We've been using Expo for the last year to develop a mobile app and the experience has been great. We've been forced to use some less than desirable pure Javascript libraries (like React Navigation for navigation) instead of alternative native libraries, but overall the Expo experience has been great, the team has been supportive, and the product has gotten significantly better with each release. Much kudos to the Expo team for all their hard work!

Pros:

Very useful for rapid development and distribution of new apps

Cons:

Have to "eject" to use native libraries (though they have good support for the most common native library use cases)

Upvote (13)Share
HEALTHY IS MANDATORY Hello Friends, The information you share is very interesting. I want more information from you,Thank you

I can't praise expo enough. I've never had an easier time writing code in my entire life. I don't have to worry if settings are correctly configured. I don't have to worry whether a library was correctly installed or not.

It just works. I spend my time writing code instead of fighting with an IDE. Major props to the Expo team. Keep up the great work!

Pros:

-No fighting Android Studios/Xcode

-No linking errors

-No setup required

-OTA updates

-Great documentation

-Easy to share app prototypes

Cons:

-Requires ejection for a good amount of libraries

Upvote (10)Share

Using for all my projects, build 3 apps using Expo, following since the beginning when it was Exposition!
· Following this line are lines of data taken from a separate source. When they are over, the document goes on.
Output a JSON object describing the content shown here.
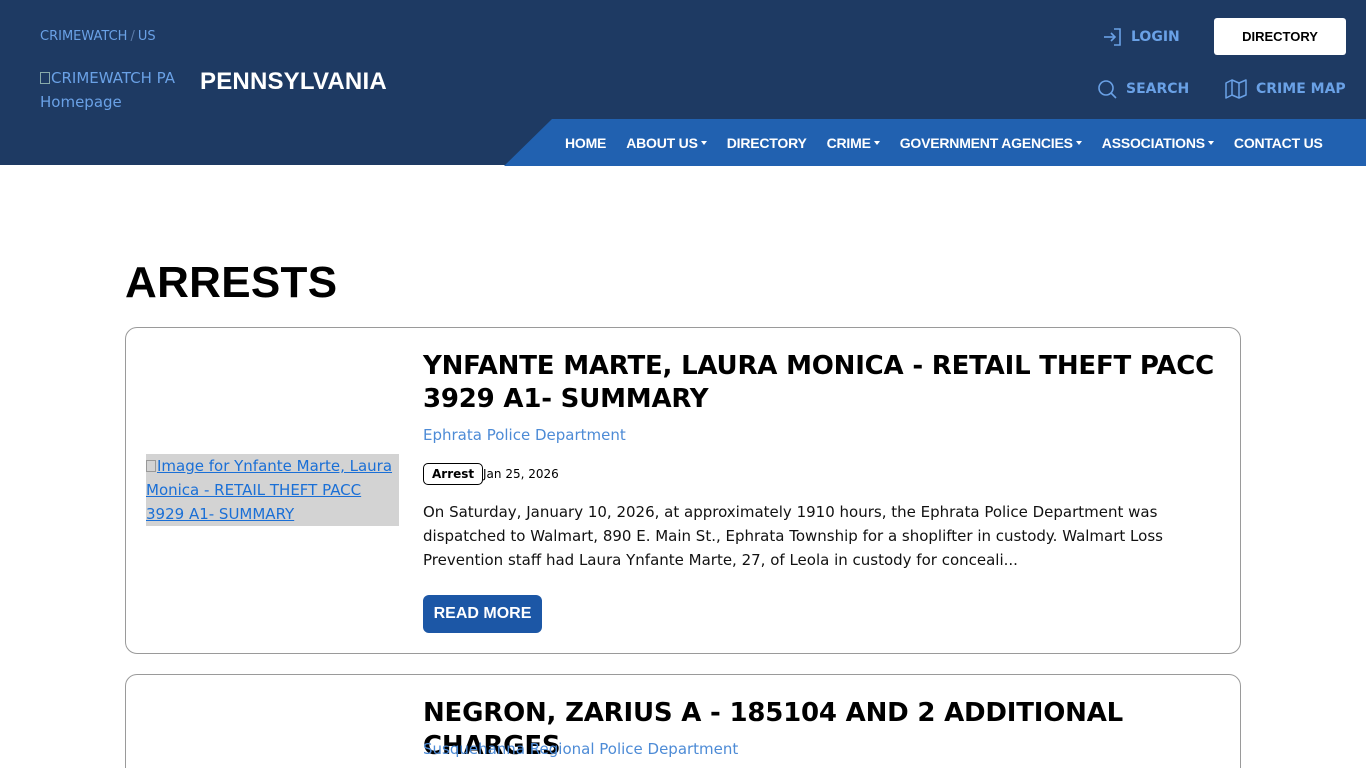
{
  "header": {
    "breadcrumb": {
      "root": "CRIMEWATCH",
      "separator": "/",
      "current": "US"
    },
    "logo_alt": "CRIMEWATCH PA Homepage",
    "state_name": "PENNSYLVANIA",
    "login_label": "LOGIN",
    "directory_button": "DIRECTORY",
    "search_label": "SEARCH",
    "crime_map_label": "CRIME MAP",
    "colors": {
      "header_bg": "#1e3a63",
      "nav_bg": "#2161b0",
      "link": "#6aa1e6"
    }
  },
  "nav": {
    "items": [
      {
        "label": "HOME",
        "dropdown": false
      },
      {
        "label": "ABOUT US",
        "dropdown": true
      },
      {
        "label": "DIRECTORY",
        "dropdown": false
      },
      {
        "label": "CRIME",
        "dropdown": true
      },
      {
        "label": "GOVERNMENT AGENCIES",
        "dropdown": true
      },
      {
        "label": "ASSOCIATIONS",
        "dropdown": true
      },
      {
        "label": "CONTACT US",
        "dropdown": false
      }
    ]
  },
  "main": {
    "page_title": "ARRESTS",
    "articles": [
      {
        "image_alt": "Image for Ynfante Marte, Laura Monica - RETAIL THEFT PACC 3929 A1- SUMMARY",
        "title": "YNFANTE MARTE, LAURA MONICA - RETAIL THEFT PACC 3929 A1- SUMMARY",
        "agency": "Ephrata Police Department",
        "badge": "Arrest",
        "date": "Jan 25, 2026",
        "excerpt": "On Saturday, January 10, 2026, at approximately 1910 hours, the Ephrata Police Department was dispatched to Walmart, 890 E. Main St., Ephrata Township for a shoplifter in custody.  Walmart Loss Prevention staff had Laura Ynfante Marte, 27, of Leola in custody for conceali...",
        "read_more": "READ MORE"
      },
      {
        "title": "NEGRON, ZARIUS A - 185104 AND 2 ADDITIONAL CHARGES",
        "agency": "Susquehanna Regional Police Department"
      }
    ],
    "colors": {
      "agency_link": "#4d8bd6",
      "button_bg": "#1c57a6"
    }
  }
}
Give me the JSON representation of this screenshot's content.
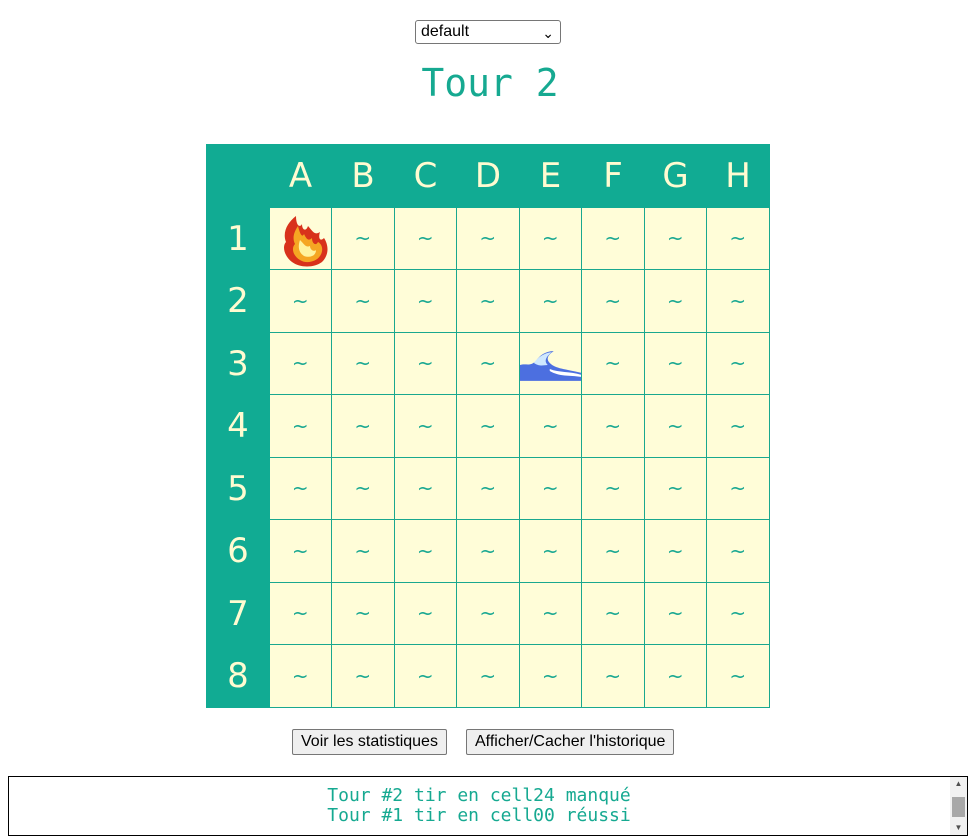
{
  "mode_select": {
    "value": "default"
  },
  "title": "Tour 2",
  "board": {
    "columns": [
      "A",
      "B",
      "C",
      "D",
      "E",
      "F",
      "G",
      "H"
    ],
    "rows": [
      "1",
      "2",
      "3",
      "4",
      "5",
      "6",
      "7",
      "8"
    ],
    "water_symbol": "~",
    "cells": {
      "0-0": {
        "state": "hit",
        "icon": "fire-icon"
      },
      "2-4": {
        "state": "miss",
        "icon": "wave-icon"
      }
    }
  },
  "buttons": {
    "stats_label": "Voir les statistiques",
    "history_toggle_label": "Afficher/Cacher l'historique"
  },
  "history": [
    "Tour #2 tir en cell24 manqué",
    "Tour #1 tir en cell00 réussi"
  ],
  "colors": {
    "accent": "#11ab93",
    "cell_bg": "#fffdd8",
    "header_text": "#fffbd1"
  }
}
All the love!

Pros:

The best way to develop React Native apps!

Cons:

Nothing to tell!

While React Native's intention was to simplify the app development process, Expo takes it one step further, providing everything you need to get an app up and running, with their updated website, app development is more approachable then ever

Pros:

The most approachable way to build an app, hands down

Cons:

Some limitations with using native libraries but due to the large Javascript community, there's almost always a workaround

Expo changes the way we build app. In 15 minutes you can build something and see your work on your device.

The team is reactive, replies fast. Best js framework for building mobile app <3

Pros:

Really fast to test a new app. Better than testflight !

Cons:

Sometimes it's difficult to use custom native librairies